  1. Deliberate Beginning – For most Trekkies, the beginning of this movie will feel very familiar.  With a voice over from the captain the slow start of this film leads the viewer to feel as if there is something to anticipate that is just out of reach.  While it may strike some as boring, seasoned fans will recognize this familiar setup as a means to an end.
  2. Good homage to the original show/films – This being the first film that spent a significant amount of time on a planet rather than in space, many of the beats paid homage to the familiar off world episode.  Much of the magic of the new films come in the form of a new spin on familiar ideas, this felt very much as if the stakes had been raised.  Being outside of the ship felt like a natural progression for this series.
  3. Great ensemble acting – As Marvel has their avengers, Star Trek has its crew.  The characters felt very much as a team with their dialogue complimenting one another’s.  For Trekkies they will recognize and appreciate the rapport that this cast has gained working with one another.  The character development is also working well, as if you have seen the first two movies the place of the characters felt natural,
  4. Good pacing – Like the first film in the franchise this movie unfolded at a steady pace.  From a slow beginning, the action accelerated at a steady pace from beginning to end.
  5.  Corny at times (but in a good way) – The dialogue at times was a little corny.  However no audible groans or gasps.  This again felt like the corniness a Trekkie could come to expect from a Star Trek property.  Even the corniest lines did not necessarily feel forced.
  6. Very well directed. – Justin Lin did a solid job with this film.  Some may know him from his work with the Fast and the Furious franchise however while elements of that can be seen here, this has proven that with better source material he definitely rises to the occasions.  Beautiful wide shots of the ship, the space station, the planet, as well as great choices in terms of action shots and space combat.  This was a beautiful film in terms of just watching.
  7. Well written. – Simon Pegg wrote the “Three Flavours Cornetto Trilogy” which consisted of Shaun of the Dead, Hot Fuzz, and The World’s End.  While those movies garnered plenty of fans this was Pegg’s first foray into a non comedy property.  If pacing and plot are any witness, many more writing opportunities will come Pegg’s way.
  8. Villain was a little lackluster – That is not to say that there wasn’t an element of danger or cool factor with the villain’s actual weapons of choice.  However the villain’s motivation was not entirely executed well.  In the end this did not matter, as he still had the desired effect of being the obstacle the crew had to join together to overcome.

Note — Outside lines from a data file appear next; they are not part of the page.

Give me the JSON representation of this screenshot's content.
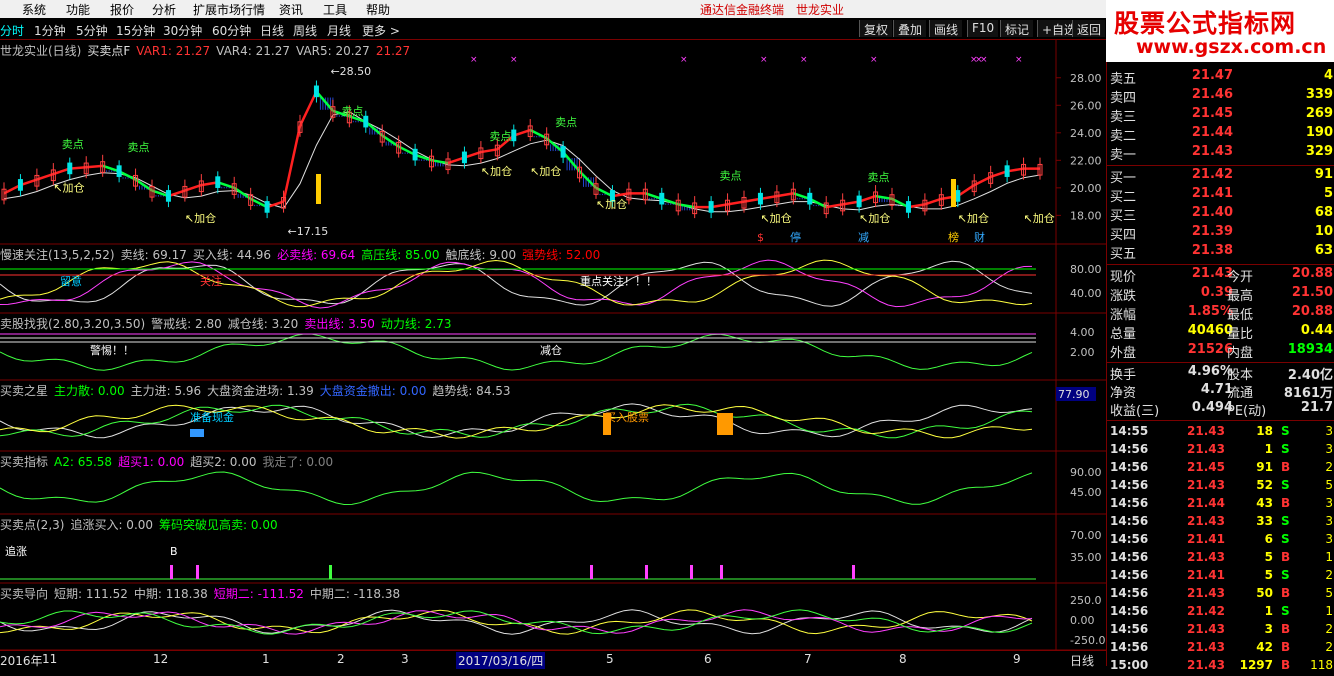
{
  "menu": {
    "items": [
      "系统",
      "功能",
      "报价",
      "分析",
      "扩展市场行情",
      "资讯",
      "工具",
      "帮助"
    ],
    "app_title": "通达信金融终端",
    "stock_title": "世龙实业"
  },
  "periods": [
    "分时",
    "1分钟",
    "5分钟",
    "15分钟",
    "30分钟",
    "60分钟",
    "日线",
    "周线",
    "月线",
    "更多 >"
  ],
  "tools": [
    "复权",
    "叠加",
    "画线",
    "F10",
    "标记",
    "+自选",
    "返回"
  ],
  "logo": {
    "line1": "股票公式指标网",
    "line2": "www.gszx.com.cn"
  },
  "main_title": {
    "name": "世龙实业(日线)",
    "indicator": "买卖点F",
    "var1": "VAR1: 21.27",
    "var4": "VAR4: 21.27",
    "var5": "VAR5: 20.27",
    "extra": "21.27"
  },
  "main_axis": [
    "28.00",
    "26.00",
    "24.00",
    "22.00",
    "20.00",
    "18.00"
  ],
  "main_annotations": {
    "high": "28.50",
    "low": "17.15",
    "add": "加仓",
    "sell": "卖点",
    "markers": [
      "$",
      "停",
      "减",
      "榜",
      "财"
    ]
  },
  "panels": [
    {
      "title": [
        [
          "慢速关注(13,5,2,52)",
          "#c0c0c0"
        ],
        [
          "卖线: 69.17",
          "#c0c0c0"
        ],
        [
          "买入线: 44.96",
          "#c0c0c0"
        ],
        [
          "必卖线: 69.64",
          "#ff00ff"
        ],
        [
          "高压线: 85.00",
          "#00ff00"
        ],
        [
          "触底线: 9.00",
          "#c0c0c0"
        ],
        [
          "强势线: 52.00",
          "#ff0000"
        ]
      ],
      "axis": [
        "80.00",
        "40.00"
      ],
      "labels": [
        "留意",
        "重点关注！！！",
        "关注"
      ]
    },
    {
      "title": [
        [
          "卖股找我(2.80,3.20,3.50)",
          "#c0c0c0"
        ],
        [
          "警戒线: 2.80",
          "#c0c0c0"
        ],
        [
          "减仓线: 3.20",
          "#c0c0c0"
        ],
        [
          "卖出线: 3.50",
          "#ff00ff"
        ],
        [
          "动力线: 2.73",
          "#00ff00"
        ]
      ],
      "axis": [
        "4.00",
        "2.00"
      ],
      "labels": [
        "警惕！！",
        "减仓"
      ]
    },
    {
      "title": [
        [
          "买卖之星",
          "#c0c0c0"
        ],
        [
          "主力散: 0.00",
          "#00ff00"
        ],
        [
          "主力进: 5.96",
          "#c0c0c0"
        ],
        [
          "大盘资金进场: 1.39",
          "#c0c0c0"
        ],
        [
          "大盘资金撤出: 0.00",
          "#3366ff"
        ],
        [
          "趋势线: 84.53",
          "#c0c0c0"
        ]
      ],
      "axis": [
        "77.90"
      ],
      "labels": [
        "准备现金",
        "买入股票"
      ]
    },
    {
      "title": [
        [
          "买卖指标",
          "#c0c0c0"
        ],
        [
          "A2: 65.58",
          "#00ff00"
        ],
        [
          "超买1: 0.00",
          "#ff00ff"
        ],
        [
          "超买2: 0.00",
          "#c0c0c0"
        ],
        [
          "我走了: 0.00",
          "#808080"
        ]
      ],
      "axis": [
        "90.00",
        "45.00"
      ],
      "labels": []
    },
    {
      "title": [
        [
          "买卖点(2,3)",
          "#c0c0c0"
        ],
        [
          "追涨买入: 0.00",
          "#c0c0c0"
        ],
        [
          "筹码突破见高卖: 0.00",
          "#00ff00"
        ]
      ],
      "axis": [
        "70.00",
        "35.00"
      ],
      "labels": [
        "追涨",
        "B"
      ]
    },
    {
      "title": [
        [
          "买卖导向",
          "#c0c0c0"
        ],
        [
          "短期: 111.52",
          "#c0c0c0"
        ],
        [
          "中期: 118.38",
          "#c0c0c0"
        ],
        [
          "短期二: -111.52",
          "#ff00ff"
        ],
        [
          "中期二: -118.38",
          "#c0c0c0"
        ]
      ],
      "axis": [
        "250.0",
        "0.00",
        "-250.0"
      ],
      "labels": []
    }
  ],
  "bottom_axis": {
    "labels": [
      "2016年",
      "11",
      "12",
      "1",
      "2",
      "3",
      "2017/03/16/四",
      "5",
      "6",
      "7",
      "8",
      "9"
    ],
    "period": "日线"
  },
  "quote": {
    "asks": [
      {
        "label": "卖五",
        "price": "21.47",
        "vol": "4"
      },
      {
        "label": "卖四",
        "price": "21.46",
        "vol": "339"
      },
      {
        "label": "卖三",
        "price": "21.45",
        "vol": "269"
      },
      {
        "label": "卖二",
        "price": "21.44",
        "vol": "190"
      },
      {
        "label": "卖一",
        "price": "21.43",
        "vol": "329"
      }
    ],
    "bids": [
      {
        "label": "买一",
        "price": "21.42",
        "vol": "91"
      },
      {
        "label": "买二",
        "price": "21.41",
        "vol": "5"
      },
      {
        "label": "买三",
        "price": "21.40",
        "vol": "68"
      },
      {
        "label": "买四",
        "price": "21.39",
        "vol": "10"
      },
      {
        "label": "买五",
        "price": "21.38",
        "vol": "63"
      }
    ],
    "stats": [
      {
        "l1": "现价",
        "v1": "21.43",
        "c1": "#ff3333",
        "l2": "今开",
        "v2": "20.88",
        "c2": "#ff3333"
      },
      {
        "l1": "涨跌",
        "v1": "0.39",
        "c1": "#ff3333",
        "l2": "最高",
        "v2": "21.50",
        "c2": "#ff3333"
      },
      {
        "l1": "涨幅",
        "v1": "1.85%",
        "c1": "#ff3333",
        "l2": "最低",
        "v2": "20.88",
        "c2": "#ff3333"
      },
      {
        "l1": "总量",
        "v1": "40460",
        "c1": "#ffff00",
        "l2": "量比",
        "v2": "0.44",
        "c2": "#ffff00"
      },
      {
        "l1": "外盘",
        "v1": "21526",
        "c1": "#ff3333",
        "l2": "内盘",
        "v2": "18934",
        "c2": "#00ff00"
      }
    ],
    "fin": [
      {
        "l1": "换手",
        "v1": "4.96%",
        "l2": "股本",
        "v2": "2.40亿"
      },
      {
        "l1": "净资",
        "v1": "4.71",
        "l2": "流通",
        "v2": "8161万"
      },
      {
        "l1": "收益(三)",
        "v1": "0.494",
        "l2": "PE(动)",
        "v2": "21.7"
      }
    ],
    "ticks": [
      {
        "t": "14:55",
        "p": "21.43",
        "v": "18",
        "f": "S",
        "n": "3",
        "c": "#ff3333",
        "fc": "#00ff00"
      },
      {
        "t": "14:56",
        "p": "21.43",
        "v": "1",
        "f": "S",
        "n": "3",
        "c": "#ff3333",
        "fc": "#00ff00"
      },
      {
        "t": "14:56",
        "p": "21.45",
        "v": "91",
        "f": "B",
        "n": "2",
        "c": "#ff3333",
        "fc": "#ff3333"
      },
      {
        "t": "14:56",
        "p": "21.43",
        "v": "52",
        "f": "S",
        "n": "5",
        "c": "#ff3333",
        "fc": "#00ff00"
      },
      {
        "t": "14:56",
        "p": "21.44",
        "v": "43",
        "f": "B",
        "n": "3",
        "c": "#ff3333",
        "fc": "#ff3333"
      },
      {
        "t": "14:56",
        "p": "21.43",
        "v": "33",
        "f": "S",
        "n": "3",
        "c": "#ff3333",
        "fc": "#00ff00"
      },
      {
        "t": "14:56",
        "p": "21.41",
        "v": "6",
        "f": "S",
        "n": "3",
        "c": "#ff3333",
        "fc": "#00ff00"
      },
      {
        "t": "14:56",
        "p": "21.43",
        "v": "5",
        "f": "B",
        "n": "1",
        "c": "#ff3333",
        "fc": "#ff3333"
      },
      {
        "t": "14:56",
        "p": "21.41",
        "v": "5",
        "f": "S",
        "n": "2",
        "c": "#ff3333",
        "fc": "#00ff00"
      },
      {
        "t": "14:56",
        "p": "21.43",
        "v": "50",
        "f": "B",
        "n": "5",
        "c": "#ff3333",
        "fc": "#ff3333"
      },
      {
        "t": "14:56",
        "p": "21.42",
        "v": "1",
        "f": "S",
        "n": "1",
        "c": "#ff3333",
        "fc": "#00ff00"
      },
      {
        "t": "14:56",
        "p": "21.43",
        "v": "3",
        "f": "B",
        "n": "2",
        "c": "#ff3333",
        "fc": "#ff3333"
      },
      {
        "t": "14:56",
        "p": "21.43",
        "v": "42",
        "f": "B",
        "n": "2",
        "c": "#ff3333",
        "fc": "#ff3333"
      },
      {
        "t": "15:00",
        "p": "21.43",
        "v": "1297",
        "f": "B",
        "n": "118",
        "c": "#ff3333",
        "fc": "#ff3333"
      }
    ]
  },
  "chart_data": {
    "type": "line",
    "title": "世龙实业(日线)",
    "ylim": [
      16.5,
      29
    ],
    "high_label": 28.5,
    "low_label": 17.15,
    "series": [
      {
        "name": "VAR1",
        "values": [
          19.6,
          20.2,
          20.6,
          21.0,
          21.4,
          21.5,
          21.6,
          21.2,
          20.6,
          19.8,
          19.4,
          19.8,
          20.2,
          20.4,
          20.0,
          19.2,
          18.6,
          19.0,
          24.5,
          27.0,
          25.6,
          25.2,
          24.8,
          23.8,
          23.0,
          22.4,
          22.0,
          21.8,
          22.2,
          22.6,
          22.8,
          23.8,
          24.2,
          23.6,
          22.6,
          21.2,
          20.0,
          19.4,
          19.6,
          19.6,
          19.2,
          18.8,
          18.6,
          18.6,
          18.8,
          19.0,
          19.2,
          19.4,
          19.6,
          19.2,
          18.6,
          18.8,
          19.0,
          19.4,
          19.2,
          18.6,
          18.8,
          19.2,
          19.4,
          20.2,
          20.8,
          21.2,
          21.4,
          21.4
        ]
      }
    ]
  }
}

Overall a solid summer movie, and a good Star Trek movie.  This is one your entire family will enjoy, go ahead and bring the kids.  4 of 5 stars.